Subbe CP, Hughes DA, Lewis S, et al. BMJ Open. 2023;13:e065819.
Failure to rescue refers to delayed or missed recognition of clinical deterioration, which can lead to patient complications and death. In this article, the authors used health economics methods to understand the health economic impacts associated with failure to rescue. The authors discuss the economic perspectives of various decision makers and how each group defines value. 
Dankbaar MEW, Richters O, Kalkman CJ, et al. BMC Med Educ. 2017;17:30.
This education study randomized medical students to learn about patient safety either through a text-based electronic module or a serious game activity with a didactic purpose. Students randomized to the game and the electronic module performed equally well on a patient safety knowledge assessment, and both groups performed better than students who did not have any patient safety education.
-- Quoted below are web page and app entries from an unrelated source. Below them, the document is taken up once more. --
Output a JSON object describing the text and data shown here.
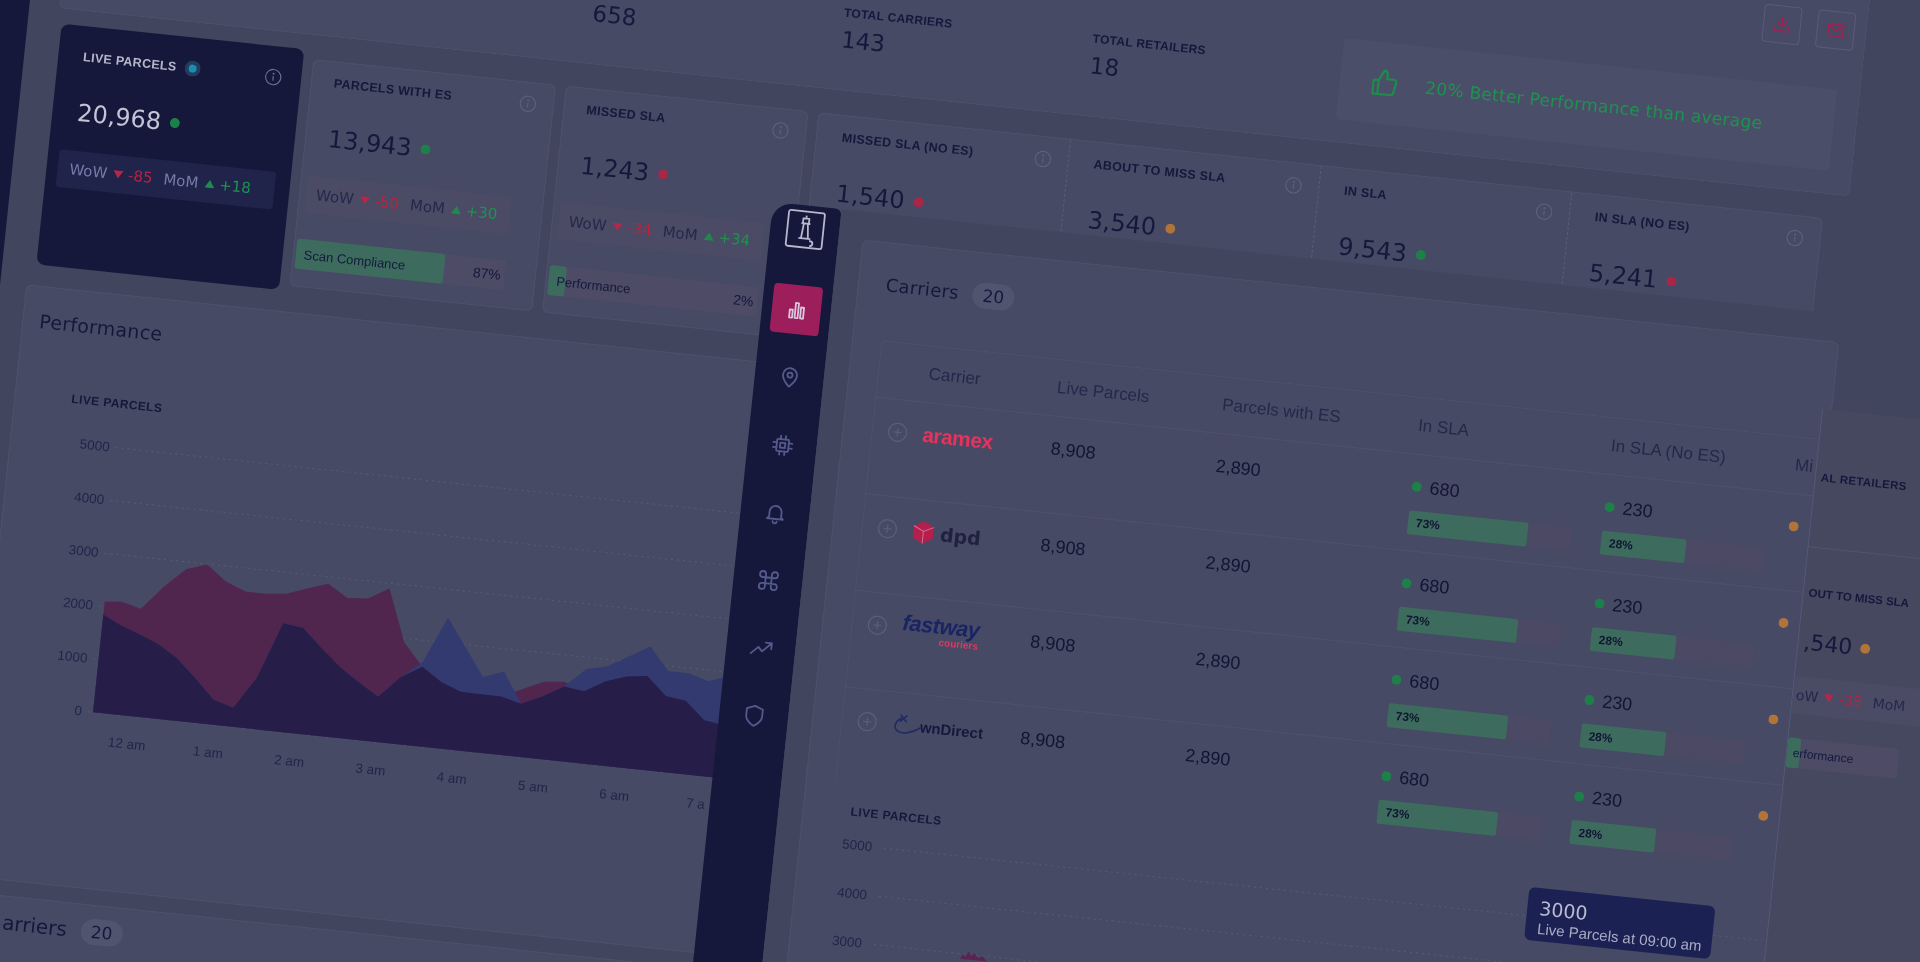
{
  "back_dashboard": {
    "stats": [
      {
        "value": "658"
      },
      {
        "label": "TOTAL CARRIERS",
        "value": "143"
      },
      {
        "label": "TOTAL RETAILERS",
        "value": "18"
      }
    ],
    "banner": {
      "text": "20% Better Performance than average"
    },
    "kpis": [
      {
        "kind": "dark",
        "label": "LIVE PARCELS",
        "value": "20,968",
        "color": "#1e8049",
        "wow": {
          "label": "WoW",
          "value": "-85",
          "rising": false
        },
        "mom": {
          "label": "MoM",
          "value": "+18",
          "rising": true
        }
      },
      {
        "kind": "card",
        "label": "PARCELS WITH ES",
        "value": "13,943",
        "color": "#1e8049",
        "wow": {
          "label": "WoW",
          "value": "-50",
          "rising": false
        },
        "mom": {
          "label": "MoM",
          "value": "+30",
          "rising": true
        },
        "bar": {
          "label": "Scan Compliance",
          "reading": "87%",
          "level": 0.71
        }
      },
      {
        "kind": "card",
        "label": "MISSED SLA",
        "value": "1,243",
        "color": "#a82646",
        "wow": {
          "label": "WoW",
          "value": "-34",
          "rising": false
        },
        "mom": {
          "label": "MoM",
          "value": "+34",
          "rising": true
        },
        "bar": {
          "label": "Performance",
          "reading": "2%",
          "level": 0.08
        }
      },
      {
        "kind": "column",
        "label": "MISSED SLA (NO ES)",
        "value": "1,540",
        "color": "#a82646"
      },
      {
        "kind": "column",
        "label": "ABOUT TO MISS SLA",
        "value": "3,540",
        "color": "#b0743a"
      },
      {
        "kind": "column",
        "label": "IN SLA",
        "value": "9,543",
        "color": "#1e8049"
      },
      {
        "kind": "column",
        "label": "IN SLA (NO ES)",
        "value": "5,241",
        "color": "#a82646"
      }
    ],
    "performance": {
      "title": "Performance",
      "chart": {
        "title": "LIVE PARCELS",
        "y_ticks": [
          "5000",
          "4000",
          "3000",
          "2000",
          "1000",
          "0"
        ],
        "x_labels": [
          "12 am",
          "1 am",
          "2 am",
          "3 am",
          "4 am",
          "5 am",
          "6 am",
          "7 a"
        ]
      }
    },
    "carriers": {
      "title": "arriers",
      "count": "20"
    }
  },
  "front_dashboard": {
    "nav": [
      {
        "kind": "chart",
        "selected": true
      },
      {
        "kind": "pin",
        "selected": false
      },
      {
        "kind": "chip",
        "selected": false
      },
      {
        "kind": "bell",
        "selected": false
      },
      {
        "kind": "command",
        "selected": false
      },
      {
        "kind": "trend",
        "selected": false
      },
      {
        "kind": "shield",
        "selected": false
      }
    ],
    "carriers": {
      "title": "Carriers",
      "count": "20",
      "columns": [
        "Carrier",
        "Live Parcels",
        "Parcels with ES",
        "In SLA",
        "In SLA (No ES)",
        "Mi"
      ],
      "rows": [
        {
          "expanded": false,
          "carrier": {
            "kind": "aramex",
            "name": "aramex"
          },
          "live_parcels": "8,908",
          "parcels_with_es": "2,890",
          "in_sla": {
            "value": "680",
            "color": "#1e8049",
            "reading": "73%",
            "level": 0.73
          },
          "in_sla_no_es": {
            "value": "230",
            "color": "#1e8049",
            "reading": "28%",
            "level": 0.52
          },
          "column_6": {
            "color": "#b0743a"
          }
        },
        {
          "expanded": false,
          "carrier": {
            "kind": "dpd",
            "name": "dpd"
          },
          "live_parcels": "8,908",
          "parcels_with_es": "2,890",
          "in_sla": {
            "value": "680",
            "color": "#1e8049",
            "reading": "73%",
            "level": 0.73
          },
          "in_sla_no_es": {
            "value": "230",
            "color": "#1e8049",
            "reading": "28%",
            "level": 0.52
          },
          "column_6": {
            "color": "#b0743a"
          }
        },
        {
          "expanded": false,
          "carrier": {
            "kind": "fastway",
            "name": "fastway",
            "tagline": "couriers"
          },
          "live_parcels": "8,908",
          "parcels_with_es": "2,890",
          "in_sla": {
            "value": "680",
            "color": "#1e8049",
            "reading": "73%",
            "level": 0.73
          },
          "in_sla_no_es": {
            "value": "230",
            "color": "#1e8049",
            "reading": "28%",
            "level": 0.52
          },
          "column_6": {
            "color": "#b0743a"
          }
        },
        {
          "expanded": false,
          "carrier": {
            "kind": "swoosh",
            "name": "wnDirect"
          },
          "live_parcels": "8,908",
          "parcels_with_es": "2,890",
          "in_sla": {
            "value": "680",
            "color": "#1e8049",
            "reading": "73%",
            "level": 0.73
          },
          "in_sla_no_es": {
            "value": "230",
            "color": "#1e8049",
            "reading": "28%",
            "level": 0.52
          },
          "column_6": {
            "color": "#b0743a"
          }
        }
      ]
    },
    "chart": {
      "title": "LIVE PARCELS",
      "y_ticks": [
        "5000",
        "4000",
        "3000"
      ]
    },
    "tooltip": {
      "value": "3000",
      "text": "Live Parcels at 09:00 am"
    }
  },
  "side_dashboard": {
    "stat_label": "AL RETAILERS",
    "kpi": {
      "label": "OUT TO MISS SLA",
      "value": ",540",
      "color": "#b0743a",
      "wow": {
        "label": "oW",
        "value": "-35",
        "rising": false
      },
      "mom": {
        "label": "MoM"
      },
      "bar": {
        "label": "erformance",
        "level": 0.12
      }
    }
  }
}
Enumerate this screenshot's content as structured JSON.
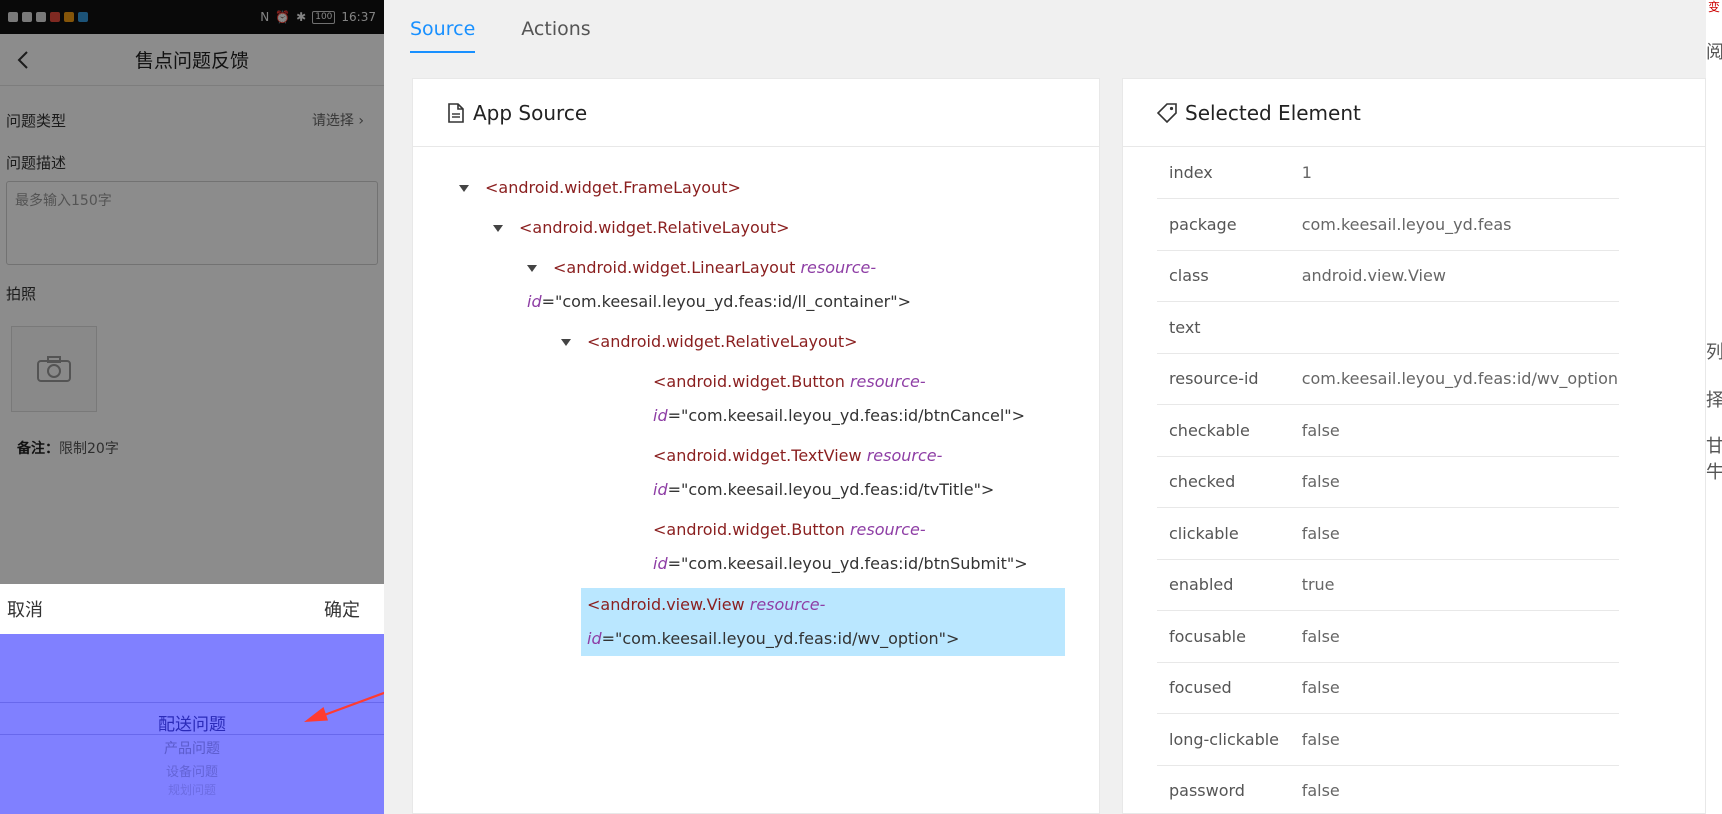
{
  "phone": {
    "status": {
      "time": "16:37",
      "battery": "100"
    },
    "header_title": "售点问题反馈",
    "problem_type_label": "问题类型",
    "problem_type_value": "请选择",
    "desc_label": "问题描述",
    "desc_placeholder": "最多输入150字",
    "photo_label": "拍照",
    "note_bold": "备注：",
    "note_text": "限制20字",
    "cancel": "取消",
    "confirm": "确定",
    "options": [
      "配送问题",
      "产品问题",
      "设备问题",
      "规划问题"
    ],
    "colors": {
      "wheel": "#8080ff",
      "arrow": "#ff3b30"
    }
  },
  "inspector": {
    "tabs": [
      "Source",
      "Actions"
    ],
    "source_title": "App Source",
    "selected_title": "Selected Element",
    "tree": [
      {
        "open": "<android.widget.FrameLayout>"
      },
      {
        "open": "<android.widget.RelativeLayout>"
      },
      {
        "tag": "<android.widget.LinearLayout",
        "attr1": "resource-",
        "attr2": "id",
        "value": "=\"com.keesail.leyou_yd.feas:id/ll_container\">"
      },
      {
        "open": "<android.widget.RelativeLayout>"
      },
      {
        "tag": "<android.widget.Button",
        "attr1": "resource-",
        "attr2": "id",
        "value": "=\"com.keesail.leyou_yd.feas:id/btnCancel\">"
      },
      {
        "tag": "<android.widget.TextView",
        "attr1": "resource-",
        "attr2": "id",
        "value": "=\"com.keesail.leyou_yd.feas:id/tvTitle\">"
      },
      {
        "tag": "<android.widget.Button",
        "attr1": "resource-",
        "attr2": "id",
        "value": "=\"com.keesail.leyou_yd.feas:id/btnSubmit\">"
      },
      {
        "tag": "<android.view.View",
        "attr1": "resource-",
        "attr2": "id",
        "value": "=\"com.keesail.leyou_yd.feas:id/wv_option\">"
      }
    ],
    "props": [
      {
        "k": "index",
        "v": "1"
      },
      {
        "k": "package",
        "v": "com.keesail.leyou_yd.feas"
      },
      {
        "k": "class",
        "v": "android.view.View"
      },
      {
        "k": "text",
        "v": ""
      },
      {
        "k": "resource-id",
        "v": "com.keesail.leyou_yd.feas:id/wv_option"
      },
      {
        "k": "checkable",
        "v": "false"
      },
      {
        "k": "checked",
        "v": "false"
      },
      {
        "k": "clickable",
        "v": "false"
      },
      {
        "k": "enabled",
        "v": "true"
      },
      {
        "k": "focusable",
        "v": "false"
      },
      {
        "k": "focused",
        "v": "false"
      },
      {
        "k": "long-clickable",
        "v": "false"
      },
      {
        "k": "password",
        "v": "false"
      }
    ],
    "colors": {
      "accent": "#1890ff",
      "selected_bg": "#bae7ff"
    }
  },
  "edge_chars": [
    "变",
    "阅",
    "列",
    "择",
    "甘牛"
  ]
}
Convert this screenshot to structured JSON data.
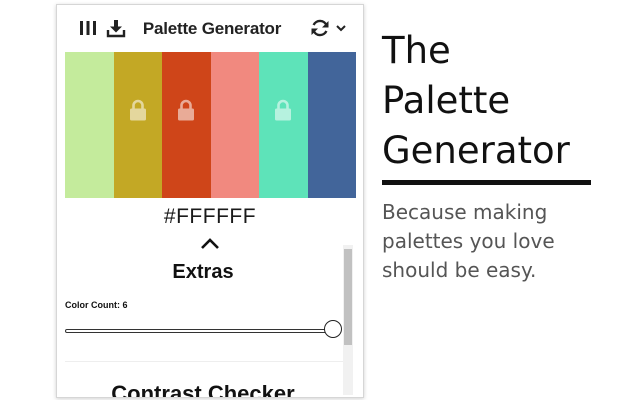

Although students found the game more engaging, it also lasted about 3 hours compared to 1 hour for the text-based module.
van Rensen ELJ, Groen EST, Numan SC, et al. Anesth Analg. 2012;115:1183-7.
This analysis of videotaped postoperative patient handoffs revealed that the majority of clinicians engaged in multitasking—handover of both equipment and clinical information—while transferring care. Such behavior violates the sterile cockpit concept and may be a source of error during handoffs.
Göbel B, Zwart DLM, Hesselink G, et al. BMJ Qual Saf. 2012;21 Suppl 1:i106-13.
Although seminal studies have documented persistent problems in care transitions, including readmissions and adverse events after discharge, understanding of the basic mechanisms of these problems remains incomplete. This Dutch study examines the hospital discharge process through a clinical microsystems approach, using detailed interviews with patients, nurses, hospital physicians, and primary care physicians to construct a 360-degree view of the factors contributing to effective and ineffective transitions. The major theme that emerged was a lack of consistent information transfer across settings, implying the need for both technological solutions and increased personal contact between hospital-based and outpatient clinicians. This study is part of a special theme issue of BMJ Quality and Safety dedicated to the issue of care transitions.
Zwart DLM, Heddema WS, Vermeulen MI, et al. BMJ Qual Saf. 2011;20:857-62.
Voluntary error reporting systems have traditionally been hampered by low reporting rates among physicians. This Dutch analysis of an initiative to encourage error reporting among resident physicians found that residents who reported errors or near misses scored more highly on objective performance assessments compared with their peers who did not file any reports.